### YOUR OBJECTIVE
Where does the string "icon" appear? Copy every line of the entries below that holds it.

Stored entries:

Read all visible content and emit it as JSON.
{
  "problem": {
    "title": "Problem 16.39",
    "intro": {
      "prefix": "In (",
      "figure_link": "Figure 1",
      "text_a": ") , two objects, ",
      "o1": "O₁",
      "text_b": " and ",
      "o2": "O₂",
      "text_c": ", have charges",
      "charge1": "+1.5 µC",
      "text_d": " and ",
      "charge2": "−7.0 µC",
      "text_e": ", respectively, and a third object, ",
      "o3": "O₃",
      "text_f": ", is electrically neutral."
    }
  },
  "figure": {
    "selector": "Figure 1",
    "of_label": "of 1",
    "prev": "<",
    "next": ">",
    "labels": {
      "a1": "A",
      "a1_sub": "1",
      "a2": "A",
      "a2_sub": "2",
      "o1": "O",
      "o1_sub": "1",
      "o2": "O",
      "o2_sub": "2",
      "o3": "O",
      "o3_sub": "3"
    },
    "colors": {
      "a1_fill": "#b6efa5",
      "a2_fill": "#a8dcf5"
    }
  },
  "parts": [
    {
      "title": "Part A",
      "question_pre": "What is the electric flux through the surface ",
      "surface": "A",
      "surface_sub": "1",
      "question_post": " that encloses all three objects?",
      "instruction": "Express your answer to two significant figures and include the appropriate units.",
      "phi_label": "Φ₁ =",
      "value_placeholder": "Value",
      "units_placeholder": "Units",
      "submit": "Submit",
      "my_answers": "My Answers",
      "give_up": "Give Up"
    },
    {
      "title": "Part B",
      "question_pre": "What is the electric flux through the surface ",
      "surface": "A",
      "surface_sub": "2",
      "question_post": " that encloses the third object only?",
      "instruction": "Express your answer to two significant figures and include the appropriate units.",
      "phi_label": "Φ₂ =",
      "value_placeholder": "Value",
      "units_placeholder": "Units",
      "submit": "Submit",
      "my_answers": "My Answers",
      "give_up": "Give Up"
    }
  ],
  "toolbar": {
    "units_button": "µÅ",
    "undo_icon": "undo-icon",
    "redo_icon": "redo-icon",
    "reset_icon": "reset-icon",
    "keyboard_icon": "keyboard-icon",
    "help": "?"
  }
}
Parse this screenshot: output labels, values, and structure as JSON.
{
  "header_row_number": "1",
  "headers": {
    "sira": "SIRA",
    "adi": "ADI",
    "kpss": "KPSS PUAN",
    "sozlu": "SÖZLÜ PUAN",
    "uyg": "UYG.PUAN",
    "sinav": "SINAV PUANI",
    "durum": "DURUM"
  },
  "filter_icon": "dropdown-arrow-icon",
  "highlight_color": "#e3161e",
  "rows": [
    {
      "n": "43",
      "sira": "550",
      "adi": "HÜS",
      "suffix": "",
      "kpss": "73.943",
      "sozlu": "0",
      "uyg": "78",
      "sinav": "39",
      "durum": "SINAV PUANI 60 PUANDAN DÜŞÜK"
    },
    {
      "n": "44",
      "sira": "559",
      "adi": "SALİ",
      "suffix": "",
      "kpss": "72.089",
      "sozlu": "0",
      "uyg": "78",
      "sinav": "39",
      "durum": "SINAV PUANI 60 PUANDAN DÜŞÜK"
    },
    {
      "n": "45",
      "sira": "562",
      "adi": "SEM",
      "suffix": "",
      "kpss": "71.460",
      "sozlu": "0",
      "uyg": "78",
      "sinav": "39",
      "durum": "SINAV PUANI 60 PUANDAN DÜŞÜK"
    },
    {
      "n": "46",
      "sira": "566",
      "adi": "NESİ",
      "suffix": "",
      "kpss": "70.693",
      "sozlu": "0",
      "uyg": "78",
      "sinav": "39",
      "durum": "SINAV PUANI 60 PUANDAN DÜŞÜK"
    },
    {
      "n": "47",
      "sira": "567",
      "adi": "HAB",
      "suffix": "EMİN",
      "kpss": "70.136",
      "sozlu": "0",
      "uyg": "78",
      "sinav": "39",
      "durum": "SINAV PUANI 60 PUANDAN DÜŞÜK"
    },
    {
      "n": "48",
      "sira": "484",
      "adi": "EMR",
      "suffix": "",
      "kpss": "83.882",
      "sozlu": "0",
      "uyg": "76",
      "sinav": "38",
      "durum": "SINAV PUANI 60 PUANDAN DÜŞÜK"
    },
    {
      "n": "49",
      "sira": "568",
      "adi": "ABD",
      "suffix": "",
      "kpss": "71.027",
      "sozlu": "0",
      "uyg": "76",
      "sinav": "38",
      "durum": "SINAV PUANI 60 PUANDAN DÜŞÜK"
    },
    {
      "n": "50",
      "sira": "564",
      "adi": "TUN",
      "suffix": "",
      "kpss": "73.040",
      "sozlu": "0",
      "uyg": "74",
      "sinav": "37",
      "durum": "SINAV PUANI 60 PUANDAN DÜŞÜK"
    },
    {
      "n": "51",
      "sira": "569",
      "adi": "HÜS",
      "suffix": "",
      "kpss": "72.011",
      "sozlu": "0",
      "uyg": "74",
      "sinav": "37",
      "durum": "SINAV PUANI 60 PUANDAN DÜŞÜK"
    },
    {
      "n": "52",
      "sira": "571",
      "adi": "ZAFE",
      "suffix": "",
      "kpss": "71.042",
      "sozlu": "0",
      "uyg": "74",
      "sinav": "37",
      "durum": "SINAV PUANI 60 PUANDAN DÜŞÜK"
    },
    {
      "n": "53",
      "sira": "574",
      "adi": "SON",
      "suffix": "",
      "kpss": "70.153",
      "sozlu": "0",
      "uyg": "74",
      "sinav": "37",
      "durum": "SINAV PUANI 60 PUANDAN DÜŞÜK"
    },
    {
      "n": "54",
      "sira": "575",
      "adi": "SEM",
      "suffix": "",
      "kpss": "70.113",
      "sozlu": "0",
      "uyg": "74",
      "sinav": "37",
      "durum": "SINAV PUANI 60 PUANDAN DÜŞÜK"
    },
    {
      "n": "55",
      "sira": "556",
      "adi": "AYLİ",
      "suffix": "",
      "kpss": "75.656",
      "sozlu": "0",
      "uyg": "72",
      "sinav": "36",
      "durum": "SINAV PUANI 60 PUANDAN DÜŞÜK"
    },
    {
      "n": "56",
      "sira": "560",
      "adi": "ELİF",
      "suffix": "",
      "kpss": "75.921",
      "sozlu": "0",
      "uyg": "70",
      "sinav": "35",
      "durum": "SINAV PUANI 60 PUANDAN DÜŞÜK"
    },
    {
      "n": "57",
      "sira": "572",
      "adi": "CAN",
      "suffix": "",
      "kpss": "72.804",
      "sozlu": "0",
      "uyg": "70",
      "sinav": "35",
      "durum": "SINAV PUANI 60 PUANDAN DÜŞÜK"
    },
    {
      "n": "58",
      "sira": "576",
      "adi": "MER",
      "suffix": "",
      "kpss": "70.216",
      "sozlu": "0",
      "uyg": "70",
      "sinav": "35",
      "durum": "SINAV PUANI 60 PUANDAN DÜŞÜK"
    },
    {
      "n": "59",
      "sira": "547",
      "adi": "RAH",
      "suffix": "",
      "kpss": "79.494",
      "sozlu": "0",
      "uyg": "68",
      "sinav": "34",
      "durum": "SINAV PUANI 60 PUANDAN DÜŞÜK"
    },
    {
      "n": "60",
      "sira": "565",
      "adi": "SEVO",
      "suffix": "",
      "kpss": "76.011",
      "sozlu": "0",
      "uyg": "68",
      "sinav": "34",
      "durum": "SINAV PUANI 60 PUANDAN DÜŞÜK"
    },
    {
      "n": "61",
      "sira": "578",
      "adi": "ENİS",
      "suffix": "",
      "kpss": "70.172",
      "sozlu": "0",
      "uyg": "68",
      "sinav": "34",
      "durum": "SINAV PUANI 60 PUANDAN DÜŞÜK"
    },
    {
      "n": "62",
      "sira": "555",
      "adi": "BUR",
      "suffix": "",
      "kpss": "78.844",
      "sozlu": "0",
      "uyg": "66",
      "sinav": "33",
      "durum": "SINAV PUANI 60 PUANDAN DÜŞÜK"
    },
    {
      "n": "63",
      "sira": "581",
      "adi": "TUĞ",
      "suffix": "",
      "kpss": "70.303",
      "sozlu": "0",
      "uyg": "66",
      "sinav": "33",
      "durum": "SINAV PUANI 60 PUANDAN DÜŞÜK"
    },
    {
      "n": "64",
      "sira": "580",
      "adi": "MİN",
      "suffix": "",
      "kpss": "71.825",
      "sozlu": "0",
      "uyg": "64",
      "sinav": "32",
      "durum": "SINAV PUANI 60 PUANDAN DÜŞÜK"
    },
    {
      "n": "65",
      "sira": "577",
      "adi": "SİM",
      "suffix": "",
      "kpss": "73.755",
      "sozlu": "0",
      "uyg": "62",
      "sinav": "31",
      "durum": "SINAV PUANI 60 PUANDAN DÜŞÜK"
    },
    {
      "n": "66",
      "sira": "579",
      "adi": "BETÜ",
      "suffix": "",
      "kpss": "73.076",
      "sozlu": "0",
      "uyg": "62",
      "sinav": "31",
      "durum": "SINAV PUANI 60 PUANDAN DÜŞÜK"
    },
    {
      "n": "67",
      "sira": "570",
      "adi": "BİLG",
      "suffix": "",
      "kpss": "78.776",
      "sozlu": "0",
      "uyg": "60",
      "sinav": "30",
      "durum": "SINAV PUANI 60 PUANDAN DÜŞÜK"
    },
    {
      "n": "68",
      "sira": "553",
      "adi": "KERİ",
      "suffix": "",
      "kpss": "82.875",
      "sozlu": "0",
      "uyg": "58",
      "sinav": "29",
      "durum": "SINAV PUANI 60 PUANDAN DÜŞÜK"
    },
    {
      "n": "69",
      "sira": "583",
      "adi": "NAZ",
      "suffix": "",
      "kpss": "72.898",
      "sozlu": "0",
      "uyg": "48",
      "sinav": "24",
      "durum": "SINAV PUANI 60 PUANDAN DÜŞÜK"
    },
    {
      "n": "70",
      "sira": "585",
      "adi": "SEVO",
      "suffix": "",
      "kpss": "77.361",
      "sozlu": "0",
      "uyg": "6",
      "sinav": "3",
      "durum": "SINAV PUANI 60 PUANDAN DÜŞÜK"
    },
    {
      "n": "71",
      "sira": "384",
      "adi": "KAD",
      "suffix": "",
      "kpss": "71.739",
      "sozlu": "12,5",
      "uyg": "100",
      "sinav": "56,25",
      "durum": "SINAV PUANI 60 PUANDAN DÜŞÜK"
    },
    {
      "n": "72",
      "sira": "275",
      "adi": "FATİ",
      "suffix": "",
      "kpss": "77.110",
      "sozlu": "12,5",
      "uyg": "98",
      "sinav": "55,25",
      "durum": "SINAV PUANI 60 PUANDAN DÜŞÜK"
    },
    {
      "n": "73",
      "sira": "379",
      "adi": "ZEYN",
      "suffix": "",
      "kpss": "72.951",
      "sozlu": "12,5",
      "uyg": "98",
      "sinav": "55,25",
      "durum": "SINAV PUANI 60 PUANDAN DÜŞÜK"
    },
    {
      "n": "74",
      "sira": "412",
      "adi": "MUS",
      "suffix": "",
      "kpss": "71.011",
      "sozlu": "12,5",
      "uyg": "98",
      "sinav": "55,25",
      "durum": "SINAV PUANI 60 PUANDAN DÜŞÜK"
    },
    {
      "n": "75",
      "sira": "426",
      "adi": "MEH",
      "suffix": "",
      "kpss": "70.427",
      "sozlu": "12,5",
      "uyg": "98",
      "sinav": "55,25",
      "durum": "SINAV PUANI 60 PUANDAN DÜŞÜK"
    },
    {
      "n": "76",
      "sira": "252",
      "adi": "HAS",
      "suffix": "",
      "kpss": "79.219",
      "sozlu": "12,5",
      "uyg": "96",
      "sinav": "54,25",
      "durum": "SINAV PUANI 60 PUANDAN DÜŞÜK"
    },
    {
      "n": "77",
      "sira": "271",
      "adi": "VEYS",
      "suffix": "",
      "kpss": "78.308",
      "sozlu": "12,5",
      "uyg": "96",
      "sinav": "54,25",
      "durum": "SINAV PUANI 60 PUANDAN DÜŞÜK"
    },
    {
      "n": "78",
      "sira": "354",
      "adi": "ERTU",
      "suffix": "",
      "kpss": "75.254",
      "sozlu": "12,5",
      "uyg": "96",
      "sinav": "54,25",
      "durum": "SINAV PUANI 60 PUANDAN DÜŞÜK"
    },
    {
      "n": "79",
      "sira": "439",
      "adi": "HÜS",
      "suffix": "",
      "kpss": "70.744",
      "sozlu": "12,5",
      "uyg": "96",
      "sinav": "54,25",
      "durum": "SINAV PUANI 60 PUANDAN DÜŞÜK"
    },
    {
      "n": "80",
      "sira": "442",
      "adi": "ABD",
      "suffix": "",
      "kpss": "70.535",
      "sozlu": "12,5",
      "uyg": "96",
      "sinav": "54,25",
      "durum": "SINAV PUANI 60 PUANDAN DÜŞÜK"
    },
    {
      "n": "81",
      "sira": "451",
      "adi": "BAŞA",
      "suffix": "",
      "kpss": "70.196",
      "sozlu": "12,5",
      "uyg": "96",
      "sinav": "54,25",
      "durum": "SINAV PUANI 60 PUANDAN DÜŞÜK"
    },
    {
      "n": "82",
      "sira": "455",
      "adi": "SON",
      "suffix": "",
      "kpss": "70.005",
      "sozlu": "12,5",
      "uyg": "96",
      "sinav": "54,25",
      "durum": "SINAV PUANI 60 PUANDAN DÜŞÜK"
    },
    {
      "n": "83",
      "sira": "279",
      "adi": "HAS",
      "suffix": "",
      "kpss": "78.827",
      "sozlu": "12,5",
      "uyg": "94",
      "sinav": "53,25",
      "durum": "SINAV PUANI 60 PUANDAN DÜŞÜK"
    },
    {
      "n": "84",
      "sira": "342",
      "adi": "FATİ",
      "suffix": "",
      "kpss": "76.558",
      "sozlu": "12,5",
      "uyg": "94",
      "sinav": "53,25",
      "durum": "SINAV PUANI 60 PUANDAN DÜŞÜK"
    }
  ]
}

### ANSWER TO THE EXERCISE
    "undo_icon": "undo-icon",
    "redo_icon": "redo-icon",
    "reset_icon": "reset-icon",
    "keyboard_icon": "keyboard-icon",
  "filter_icon": "dropdown-arrow-icon",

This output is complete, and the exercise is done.